Newest Review: ... with him. With her bank balance looking a lot healthier than in the previous book, we see how she tries to cope and move forward, but i... more
Sequel to 'Confessions Of A Shopaholic'
Shopaholic Abroad - Sophie Kinsella
Member Name: cerys82
Shopaholic Abroad - Sophie Kinsella
Advantages: Funny, light , sparky read
Disadvantages: Subject matter may not be to everyone's taste during a recession!
After dragging herself out of a massive debt in 'Confessions Of A Shopaholic', the first book in Sophie Kinsella's highly succesfful series, things are really looking up for the protagonist 'Becky Bloomwood'. She has landed herself a job as a financial expert for popular daytime TV show, 'Morning Coffee' and is happily ensconced with Luke who runs a highly successful and prominent PR company.
However, she has not quite managed to curb her shopaholic ways. The prospect of moving to New York with Luke so that he can expand his business allows her to bury her head in the sand even further. Once there, she falls deeply into the mire of frivilous, destructive spending with all the glamorous surroundings and highly accessible designerwear. However, with more at stake, she has even more to lose this time around.....
If you have read 'Confessions of A Shopaholic', you will now what to expect with this. It is in essence a light, frothy but well written read. It is also in parts, very funny.
Written in the first person, we get an undiluted insight in Becky's mind and motivation, particularly when she goes shopping. Far-fetched it is yes but as a former semi-shopaholic myself (back in the days of disposable income!!), she is surprisingly easy to empathise with. I too have justified frivilous spending with the absurd reasons that Becky has.
Yes, it is largely predictable - there are no dramatic twists here, but they are written in such an engaging way that it is almost impossible not to get sucked in by it. And in essence I suppose that it is a fairytale of sorts, although some people might find the subject matter a little hard to swallow in an era of recession.
Kinsella is never going to win a Booker, and this really is not going to stimulate you mentally or educate you but within the chicklit genre she is one of the leaders. She does not feel as though she has to dabble with the 'dark side' like Marian Keyes, but is not the worse for that. This book is an example of how she can develop engaging but flawed characters but still have even a casual reader generate some interest in them and the storyline.
She is also one of the funniest writers in the genre, there is a set-piece within this book which revolves around a string of humiliations that Becky has to undergo at the wedding of a family friend, which is very entertaining. In between chapters, Kinsella punctuates them with copies of correspondence that Becky has received from her bank and various companies that she has bought from/will be buying from which are very entertaining.
Ultimately, as novels go, this is perfectly fine. You should find that you whip through it quite quickly - this is not a story where all the subtleties need to be picked up, and whilst you might not remember much of it in a months time, you will still have a good time with it.
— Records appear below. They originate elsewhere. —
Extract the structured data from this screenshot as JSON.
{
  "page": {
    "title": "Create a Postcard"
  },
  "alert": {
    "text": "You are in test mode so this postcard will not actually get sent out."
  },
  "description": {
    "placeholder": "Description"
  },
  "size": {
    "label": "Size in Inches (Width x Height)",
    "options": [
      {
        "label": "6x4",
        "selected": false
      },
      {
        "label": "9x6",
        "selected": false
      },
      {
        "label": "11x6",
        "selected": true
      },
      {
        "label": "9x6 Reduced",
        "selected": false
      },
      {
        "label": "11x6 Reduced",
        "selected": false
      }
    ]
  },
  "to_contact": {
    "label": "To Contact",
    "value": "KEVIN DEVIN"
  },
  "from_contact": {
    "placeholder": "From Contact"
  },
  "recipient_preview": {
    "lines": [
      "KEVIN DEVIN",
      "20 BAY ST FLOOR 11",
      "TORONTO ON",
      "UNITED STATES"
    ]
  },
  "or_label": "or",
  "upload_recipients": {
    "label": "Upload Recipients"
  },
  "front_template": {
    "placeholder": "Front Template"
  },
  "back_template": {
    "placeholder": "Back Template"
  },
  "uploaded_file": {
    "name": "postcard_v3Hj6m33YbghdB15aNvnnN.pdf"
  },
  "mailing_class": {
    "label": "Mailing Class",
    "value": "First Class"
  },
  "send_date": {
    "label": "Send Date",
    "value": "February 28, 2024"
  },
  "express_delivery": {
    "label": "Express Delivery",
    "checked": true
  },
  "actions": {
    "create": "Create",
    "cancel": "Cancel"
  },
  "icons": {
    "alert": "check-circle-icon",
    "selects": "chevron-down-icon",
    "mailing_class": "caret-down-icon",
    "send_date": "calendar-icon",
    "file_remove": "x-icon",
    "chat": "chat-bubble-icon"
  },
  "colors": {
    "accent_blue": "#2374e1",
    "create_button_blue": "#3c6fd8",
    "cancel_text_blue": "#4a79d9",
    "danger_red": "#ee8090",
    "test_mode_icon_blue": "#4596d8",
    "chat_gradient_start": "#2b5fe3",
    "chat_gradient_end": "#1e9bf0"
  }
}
Although it is not essential, I would probably recommend that you read 'Confessions..." first. Although, in this book there are lots of allusions to events of the first book throughout the story - there is much more background given to the secondary characters in this. It also explains her relationship with her bank manager in particular to fuller effect.
Summary: Bloomwood's back